In our Charity Centre, we also have a book corner. We have have sections for English and French books, and for books for children and teenagers. In August, I have assumed the responsibility for the English books. De facto, I also try to keep the French section somewhat organised, as we currently don’t have someone taking the lead there. I have good help by Diane, who is a native French speaker, and who loves and really knows books, but she can only be there for short periods.
As any librarian or book shop owner — think of an old-fashioned set-up, where people actually have access to the shelves for browsing — could tell you, book collections require continuous maintenance. There are the daily menial chores – clients may put books back on the shelves basically anywhere, or upside down, and so on.
Then, books that haven’t been sold for a long time need to be replaced by new arrivals, or from storage. Since we sell books that are being donated to us, new arrivals need to be sorted, and priced. Sorting involves, obviously, language, then category, and quality. By quality I mean their physical condition, not contents. Some of the incoming books are in pretty bad shape, and we donate them further on for free.
The book corner had not received all that maintenance work for some time, mostly due to the lack of volunteers. During the lockdowns, and also thereafter when schools were still closed, or on a reduced attendance schedule — and some still are —, many volunteers had to stay home and look after the kids. Or expats have left the country for good. We once had twenty or so volunteers for all the work and the goods we sell at the centre, now we’re down to four or five.
Nothing anybody could do about all that, alas. Consequently, the organisation was, shall we say, not so good. I have since gone through all the English section, weeding out old stuff, putting books back onto the shelves according to their category, and so on. Slowly things get into order again, and it makes me smile to look at “my” shelves. I have also defined new categories, or changed the existing ones slightly to better fit our book collection. I think. We’ll see.
At the Source
I love books. The Kindle is practical, also for purchasing specific titles, for example the non-fiction textbooks I am interested in. But for me, reading a real book is a pleasure. Especially with nice typography, and good quality paper. Since I am at the source now, I have purchased and read numerous novels and non-fiction titles in the past weeks. Ten? Twelve? I have lost count, and I cannot go back and count the read ones, as I donate them back when I am through, so others get a shot, too. Many of our clients do that as well, so our book corner is actually more like a third, fourth, or more hand book shop.
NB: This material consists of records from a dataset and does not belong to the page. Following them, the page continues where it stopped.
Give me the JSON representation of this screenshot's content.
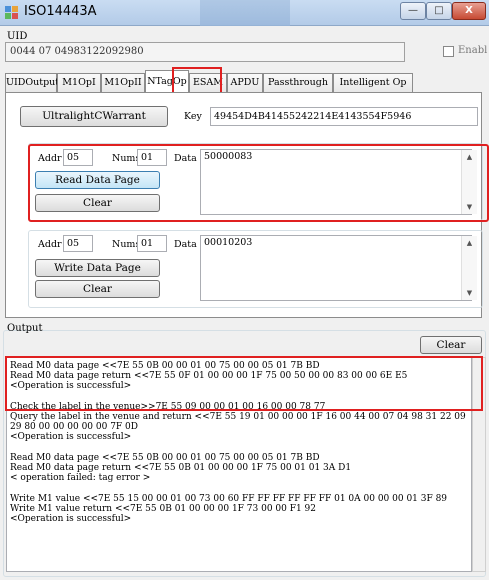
{
  "window": {
    "title": "ISO14443A",
    "min_glyph": "—",
    "max_glyph": "□",
    "close_glyph": "X"
  },
  "uid": {
    "label": "UID",
    "value": "0044 07 04983122092980",
    "enable_label": "Enabl"
  },
  "tabs": [
    {
      "label": "UIDOutput",
      "active": false
    },
    {
      "label": "M1OpI",
      "active": false
    },
    {
      "label": "M1OpII",
      "active": false
    },
    {
      "label": "NTagOp",
      "active": true
    },
    {
      "label": "ESAM",
      "active": false
    },
    {
      "label": "APDU",
      "active": false
    },
    {
      "label": "Passthrough",
      "active": false
    },
    {
      "label": "Intelligent Op",
      "active": false
    }
  ],
  "ntag": {
    "warrant_button": "UltralightCWarrant",
    "key_label": "Key",
    "key_value": "49454D4B41455242214E4143554F5946",
    "read": {
      "addr_label": "Addr",
      "addr_value": "05",
      "nums_label": "Nums",
      "nums_value": "01",
      "data_label": "Data",
      "data_value": "50000083",
      "read_button": "Read Data Page",
      "clear_button": "Clear"
    },
    "write": {
      "addr_label": "Addr",
      "addr_value": "05",
      "nums_label": "Nums",
      "nums_value": "01",
      "data_label": "Data",
      "data_value": "00010203",
      "write_button": "Write Data Page",
      "clear_button": "Clear"
    }
  },
  "output": {
    "label": "Output",
    "clear_button": "Clear",
    "log": "Read M0 data page <<7E 55 0B 00 00 01 00 75 00 00 05 01 7B BD\nRead M0 data page return <<7E 55 0F 01 00 00 00 1F 75 00 50 00 00 83 00 00 6E E5\n<Operation is successful>\n\nCheck the label in the venue>>7E 55 09 00 00 01 00 16 00 00 78 77\nQuery the label in the venue and return <<7E 55 19 01 00 00 00 1F 16 00 44 00 07 04 98 31 22 09 29 80 00 00 00 00 00 7F 0D\n<Operation is successful>\n\nRead M0 data page <<7E 55 0B 00 00 01 00 75 00 00 05 01 7B BD\nRead M0 data page return <<7E 55 0B 01 00 00 00 1F 75 00 01 01 3A D1\n< operation failed: tag error >\n\nWrite M1 value <<7E 55 15 00 00 01 00 73 00 60 FF FF FF FF FF FF 01 0A 00 00 00 01 3F 89\nWrite M1 value return <<7E 55 0B 01 00 00 00 1F 73 00 00 F1 92\n<Operation is successful>"
  }
}
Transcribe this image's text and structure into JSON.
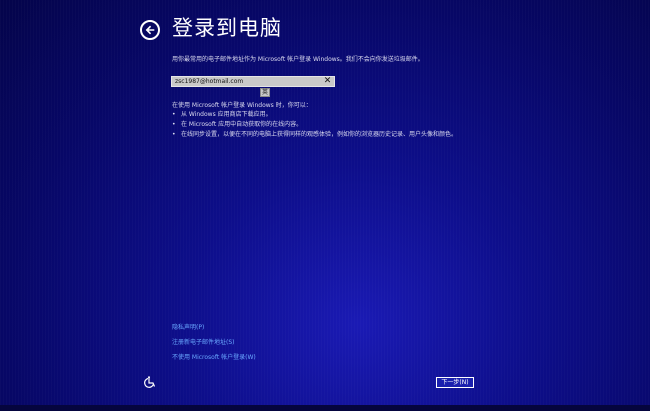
{
  "title": "登录到电脑",
  "instruction": "用你最常用的电子邮件地址作为 Microsoft 帐户登录 Windows。我们不会向你发送垃圾邮件。",
  "email": {
    "value": "zsc1987@hotmail.com",
    "clear_label": "✕",
    "ime_candidate": "英"
  },
  "benefits": {
    "heading": "在使用 Microsoft 帐户登录 Windows 时，你可以：",
    "bullet": "•",
    "items": [
      "从 Windows 应用商店下载应用。",
      "在 Microsoft 应用中自动获取你的在线内容。",
      "在线同步设置，以便在不同的电脑上获得同样的观感体验，例如你的浏览器历史记录、用户头像和颜色。"
    ]
  },
  "links": {
    "privacy": "隐私声明(P)",
    "register": "注册新电子邮件地址(S)",
    "local_account": "不使用 Microsoft 帐户登录(W)"
  },
  "next_button": "下一步(N)",
  "icons": {
    "back": "back-arrow-icon",
    "ease_of_access": "ease-of-access-icon"
  },
  "colors": {
    "background": "#0d0e8a",
    "link": "#6aa8ff",
    "input_bg": "#c9c9c9"
  }
}
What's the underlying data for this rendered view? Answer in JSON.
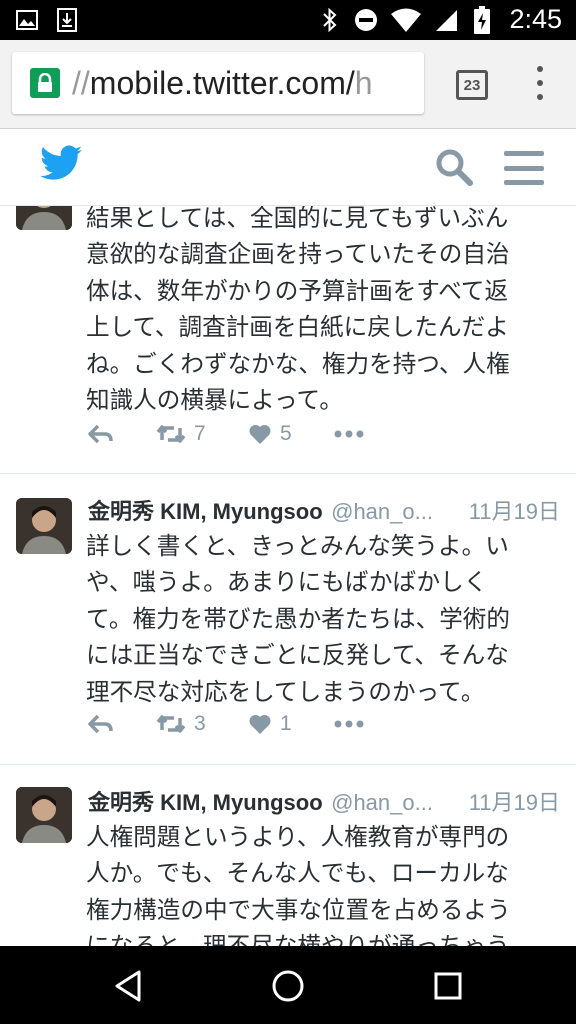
{
  "status_bar": {
    "time": "2:45",
    "left_icons": [
      "image-notification-icon",
      "download-notification-icon"
    ],
    "right_icons": [
      "bluetooth-icon",
      "do-not-disturb-icon",
      "wifi-icon",
      "cell-signal-icon",
      "battery-charging-icon"
    ]
  },
  "browser": {
    "url_scheme": "//",
    "url_host": "mobile.twitter.com/",
    "url_rest": "h",
    "tab_count": "23"
  },
  "timeline": {
    "tweets": [
      {
        "text_lines": [
          "結果としては、全国的に見てもずいぶん",
          "意欲的な調査企画を持っていたその自治",
          "体は、数年がかりの予算計画をすべて返",
          "上して、調査計画を白紙に戻したんだよ",
          "ね。ごくわずなかな、権力を持つ、人権",
          "知識人の横暴によって。"
        ],
        "retweets": "7",
        "likes": "5"
      },
      {
        "name": "金明秀 KIM, Myungsoo",
        "handle": "@han_o...",
        "time": "11月19日",
        "text_lines": [
          "詳しく書くと、きっとみんな笑うよ。い",
          "や、嗤うよ。あまりにもばかばかしく",
          "て。権力を帯びた愚か者たちは、学術的",
          "には正当なできごとに反発して、そんな",
          "理不尽な対応をしてしまうのかって。"
        ],
        "retweets": "3",
        "likes": "1"
      },
      {
        "name": "金明秀 KIM, Myungsoo",
        "handle": "@han_o...",
        "time": "11月19日",
        "text_lines": [
          "人権問題というより、人権教育が専門の",
          "人か。でも、そんな人でも、ローカルな",
          "権力構造の中で大事な位置を占めるよう",
          "になると、理不尽な横やりが通っちゃう"
        ]
      }
    ]
  }
}
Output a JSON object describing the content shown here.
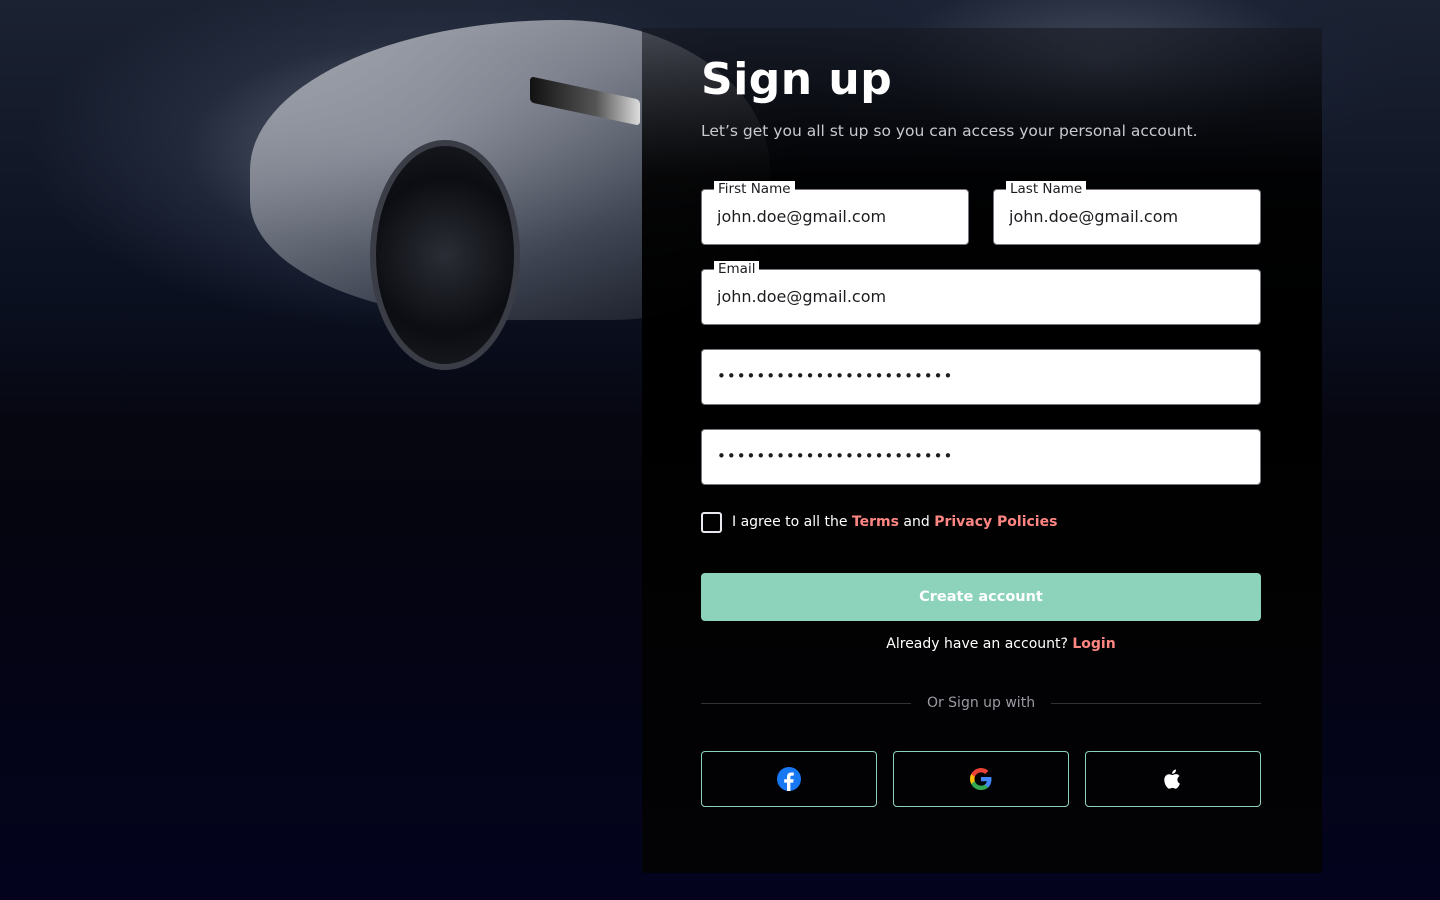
{
  "page": {
    "title": "Sign up",
    "subtitle": "Let’s get you all st up so you can access your personal account."
  },
  "form": {
    "first_name": {
      "label": "First Name",
      "value": "john.doe@gmail.com"
    },
    "last_name": {
      "label": "Last Name",
      "value": "john.doe@gmail.com"
    },
    "email": {
      "label": "Email",
      "value": "john.doe@gmail.com"
    },
    "password": {
      "value": "••••••••••••••••••••••••"
    },
    "confirm_password": {
      "value": "••••••••••••••••••••••••"
    }
  },
  "agreement": {
    "prefix": "I agree to all the",
    "terms": "Terms",
    "and": "and",
    "privacy": "Privacy Policies",
    "checked": false
  },
  "actions": {
    "create_label": "Create account",
    "login_prompt": "Already have an account?",
    "login_link": "Login"
  },
  "social": {
    "divider_text": "Or Sign up with",
    "providers": [
      "facebook-icon",
      "google-icon",
      "apple-icon"
    ]
  },
  "colors": {
    "accent": "#8dd3bb",
    "link": "#ff8682",
    "facebook": "#1877f2"
  }
}
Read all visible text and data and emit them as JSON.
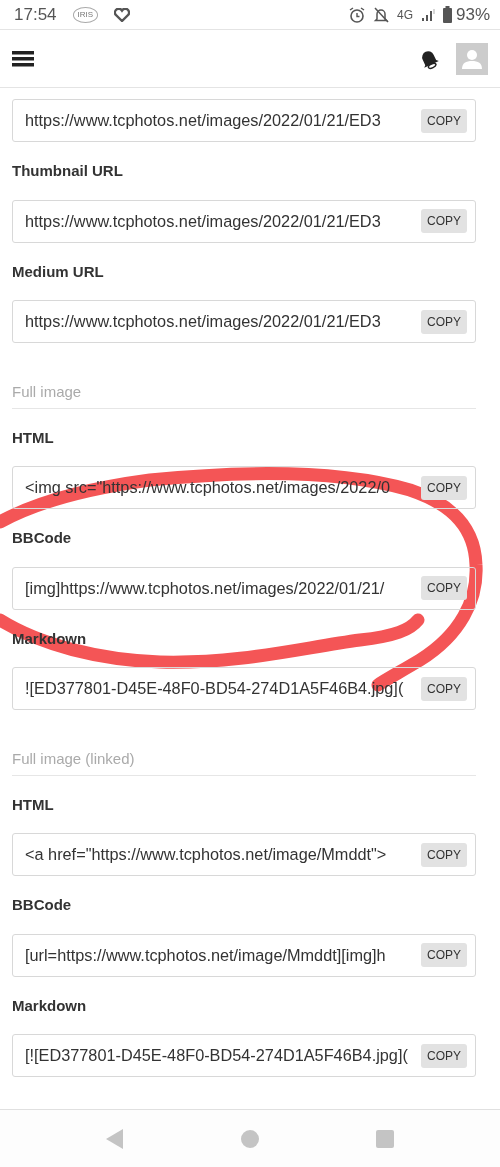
{
  "status_bar": {
    "time": "17:54",
    "app_badge": "IRIS",
    "network": "4G",
    "battery": "93%"
  },
  "sections": [
    {
      "fields": [
        {
          "value": "https://www.tcphotos.net/images/2022/01/21/ED3",
          "button": "COPY"
        },
        {
          "label": "Thumbnail URL",
          "value": "https://www.tcphotos.net/images/2022/01/21/ED3",
          "button": "COPY"
        },
        {
          "label": "Medium URL",
          "value": "https://www.tcphotos.net/images/2022/01/21/ED3",
          "button": "COPY"
        }
      ]
    },
    {
      "heading": "Full image",
      "fields": [
        {
          "label": "HTML",
          "value": "<img src=\"https://www.tcphotos.net/images/2022/0",
          "button": "COPY"
        },
        {
          "label": "BBCode",
          "value": "[img]https://www.tcphotos.net/images/2022/01/21/",
          "button": "COPY"
        },
        {
          "label": "Markdown",
          "value": "![ED377801-D45E-48F0-BD54-274D1A5F46B4.jpg](",
          "button": "COPY"
        }
      ]
    },
    {
      "heading": "Full image (linked)",
      "fields": [
        {
          "label": "HTML",
          "value": "<a href=\"https://www.tcphotos.net/image/Mmddt\">",
          "button": "COPY"
        },
        {
          "label": "BBCode",
          "value": "[url=https://www.tcphotos.net/image/Mmddt][img]h",
          "button": "COPY"
        },
        {
          "label": "Markdown",
          "value": "[![ED377801-D45E-48F0-BD54-274D1A5F46B4.jpg](",
          "button": "COPY"
        }
      ]
    }
  ]
}
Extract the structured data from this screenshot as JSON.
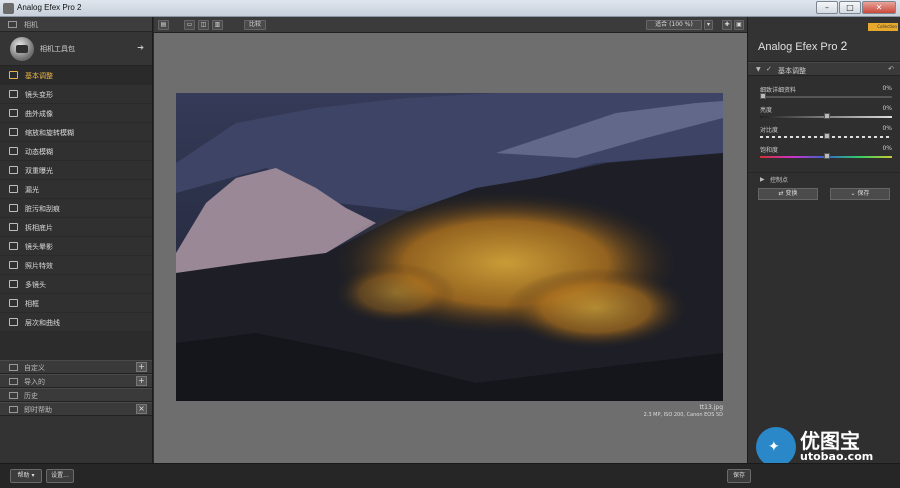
{
  "window": {
    "title": "Analog Efex Pro 2"
  },
  "left_panel": {
    "header": "相机",
    "toolkit": "相机工具包",
    "items": [
      {
        "label": "基本调整",
        "active": true
      },
      {
        "label": "镜头变形",
        "active": false
      },
      {
        "label": "曲外成像",
        "active": false
      },
      {
        "label": "缩放和旋转模糊",
        "active": false
      },
      {
        "label": "动态模糊",
        "active": false
      },
      {
        "label": "双重曝光",
        "active": false
      },
      {
        "label": "漏光",
        "active": false
      },
      {
        "label": "脏污和刮痕",
        "active": false
      },
      {
        "label": "拆相底片",
        "active": false
      },
      {
        "label": "镜头晕影",
        "active": false
      },
      {
        "label": "照片特效",
        "active": false
      },
      {
        "label": "多镜头",
        "active": false
      },
      {
        "label": "相框",
        "active": false
      },
      {
        "label": "层次和曲线",
        "active": false
      }
    ],
    "rows": [
      {
        "label": "自定义"
      },
      {
        "label": "导入的"
      },
      {
        "label": "历史"
      },
      {
        "label": "即时帮助"
      }
    ]
  },
  "toolbar": {
    "compare": "比较",
    "zoom": "适合 (100 %)"
  },
  "image": {
    "filename": "tt13.jpg",
    "meta": "2.3 MP, ISO 200, Canon EOS 5D"
  },
  "right_panel": {
    "brand": "Collection",
    "product_name": "Analog Efex Pro",
    "product_version": "2",
    "section": "基本调整",
    "sliders": [
      {
        "label": "细致详细资料",
        "value": "0%",
        "pos": 0.0
      },
      {
        "label": "亮度",
        "value": "0%",
        "pos": 0.5
      },
      {
        "label": "对比度",
        "value": "0%",
        "pos": 0.5
      },
      {
        "label": "饱和度",
        "value": "0%",
        "pos": 0.5
      }
    ],
    "control_points": "控制点",
    "buttons": {
      "change": "变换",
      "save": "保存"
    }
  },
  "bottom": {
    "help": "帮助",
    "settings": "设置...",
    "save_partial": "保存"
  },
  "watermark": {
    "text": "优图宝",
    "url": "utobao.com"
  }
}
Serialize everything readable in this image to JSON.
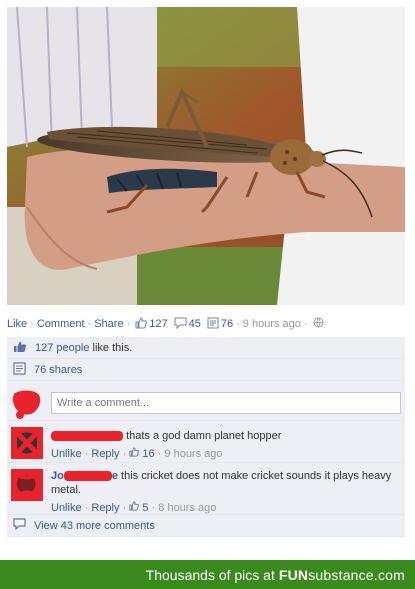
{
  "post": {
    "actions": {
      "like": "Like",
      "comment": "Comment",
      "share": "Share",
      "like_count": "127",
      "comment_count": "45",
      "share_count": "76",
      "time": "9 hours ago"
    }
  },
  "summary": {
    "likes_link": "127 people",
    "likes_suffix": " like this.",
    "shares": "76 shares"
  },
  "write_comment": {
    "placeholder": "Write a comment..."
  },
  "comments": [
    {
      "name_visible": "",
      "text": "thats a god damn planet hopper",
      "unlike": "Unlike",
      "reply": "Reply",
      "likes": "16",
      "time": "9 hours ago"
    },
    {
      "name_visible": "Jo",
      "name_visible_end": "e",
      "text": "this cricket does not make cricket sounds it plays heavy metal.",
      "unlike": "Unlike",
      "reply": "Reply",
      "likes": "5",
      "time": "8 hours ago"
    }
  ],
  "more_comments": "View 43 more comments",
  "footer": {
    "prefix": "Thousands of pics at",
    "brand_bold": "FUN",
    "brand_rest": "substance",
    "brand_tld": ".com"
  },
  "colors": {
    "link": "#3b5998",
    "footer_bg": "#3b8a1d",
    "redaction": "#e8232b"
  }
}
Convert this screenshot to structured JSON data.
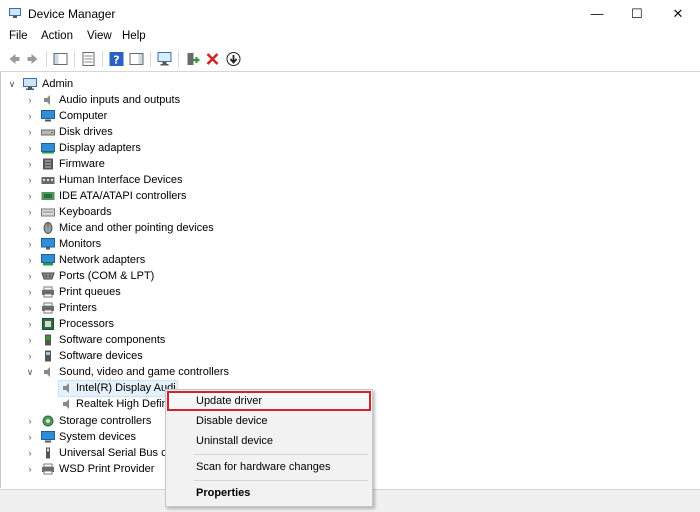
{
  "window": {
    "title": "Device Manager",
    "controls": {
      "minimize": "—",
      "maximize": "☐",
      "close": "✕"
    }
  },
  "menu": [
    "File",
    "Action",
    "View",
    "Help"
  ],
  "toolbar": {
    "buttons": [
      "back-icon",
      "forward-icon",
      "show-hide-console-tree-icon",
      "properties-icon",
      "help-icon",
      "action-pane-icon",
      "scan-hardware-icon",
      "enable-device-icon",
      "uninstall-icon",
      "update-driver-icon"
    ]
  },
  "tree": {
    "root": "Admin",
    "categories": [
      "Audio inputs and outputs",
      "Computer",
      "Disk drives",
      "Display adapters",
      "Firmware",
      "Human Interface Devices",
      "IDE ATA/ATAPI controllers",
      "Keyboards",
      "Mice and other pointing devices",
      "Monitors",
      "Network adapters",
      "Ports (COM & LPT)",
      "Print queues",
      "Printers",
      "Processors",
      "Software components",
      "Software devices",
      "Sound, video and game controllers"
    ],
    "sound_children": [
      "Intel(R) Display Audi",
      "Realtek High Defin"
    ],
    "after": [
      "Storage controllers",
      "System devices",
      "Universal Serial Bus co",
      "WSD Print Provider"
    ]
  },
  "context_menu": {
    "update_driver": "Update driver",
    "disable_device": "Disable device",
    "uninstall_device": "Uninstall device",
    "scan": "Scan for hardware changes",
    "properties": "Properties"
  },
  "colors": {
    "highlight_border": "#d0232b",
    "selection_bg": "#e5f1fb",
    "folder_blue": "#2e6fbf"
  }
}
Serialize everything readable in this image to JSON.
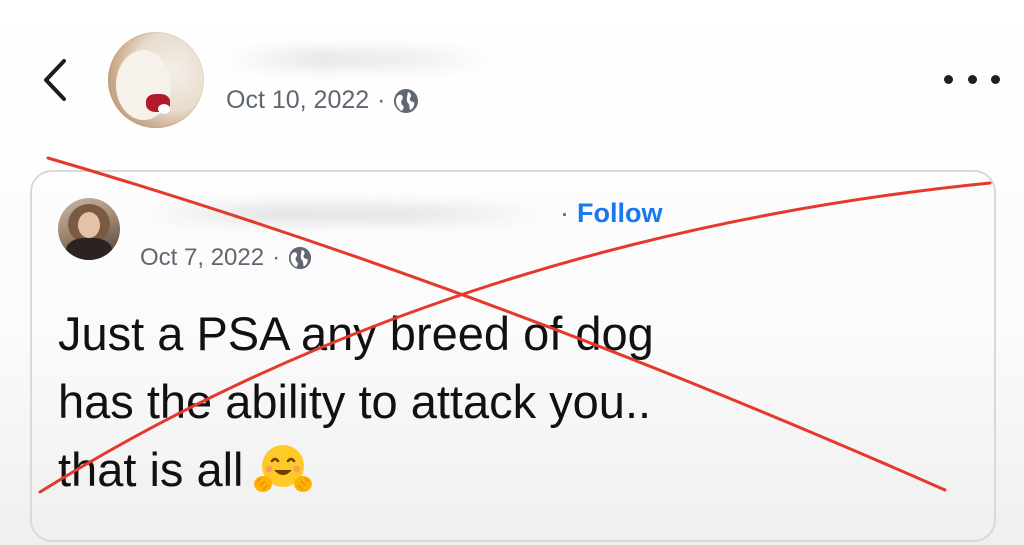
{
  "header": {
    "back_icon": "chevron-left-icon",
    "date": "Oct 10, 2022",
    "separator": "·",
    "privacy_icon": "globe-icon",
    "more_icon": "more-horizontal-icon"
  },
  "shared_post": {
    "separator": "·",
    "follow_label": "Follow",
    "date": "Oct 7, 2022",
    "privacy_icon": "globe-icon",
    "text_lines": [
      "Just a PSA any breed of dog",
      "has the ability to attack you..",
      "that is all"
    ],
    "emoji": "hugging-face-emoji"
  },
  "colors": {
    "link": "#1877f2",
    "meta": "#606770",
    "text": "#111111",
    "cross_out": "#e5392b"
  }
}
Avoiding the Tipping Point
I personally like neatly looking book shelves, and by extension I assume our clients do as well. I mean they must be book buffs, too, else they would not be in there in the first place. So each morning I go through the shelves, and just clean up the looks to get started. Not pedantically, but still, have the spines somewhat lined up, and all that. Checking for misplaced books. But I think if the books present themselves neatly, the clients are also better motivated to keep some basic order. Well, at least most of them. Messy book shelves get a lot messier very quickly, and at some tipping point the whole just becomes unmaintainable. Entropy builds up in no time on book shelves. See above. Broken windows theory, for what it’s worth.
Between Calm to Frenzy
Some days are easy, but at times we get a ton of new donations in a short time, and I try to keep abreast of chaos, not least as we don’t have a lot of working and storage space for books. So a quick triage is key, French for Diane, English for me, bad quality to give away. Sometimes it’s simply easier to put all boxes with newly donated books into my car, and then do the sorting and pricing at home on my verandah. There I have space, and only need to pay attention that Leah, my doggie, does not throw over the piles with her enthusiastically wagging tail.
Don’t skimp on labelling the boxes! If what box contains what seems clear on Monday, it isn’t anymore on Wednesday, when I return. (Our opening days are Monday, Wednesday, and Friday). Probably I also just get old. I mean I usually use my reading glasses to work, which should tell you something.
It’s satisfying to watch that the new organisation is being appreciated by many clients. Sometimes I joke with Rose and say it was a bad day, as I didn’t get any compliments. Compliments are nice and encouraging, especially in the midst of sweatily schlepping heavy boxes of books. Luckily, we have air conditioning in there, which is a Good Thing™ with summer approaching. And it might be a hot summer. It’s only the beginning of November, but on sunny days it feels like January already.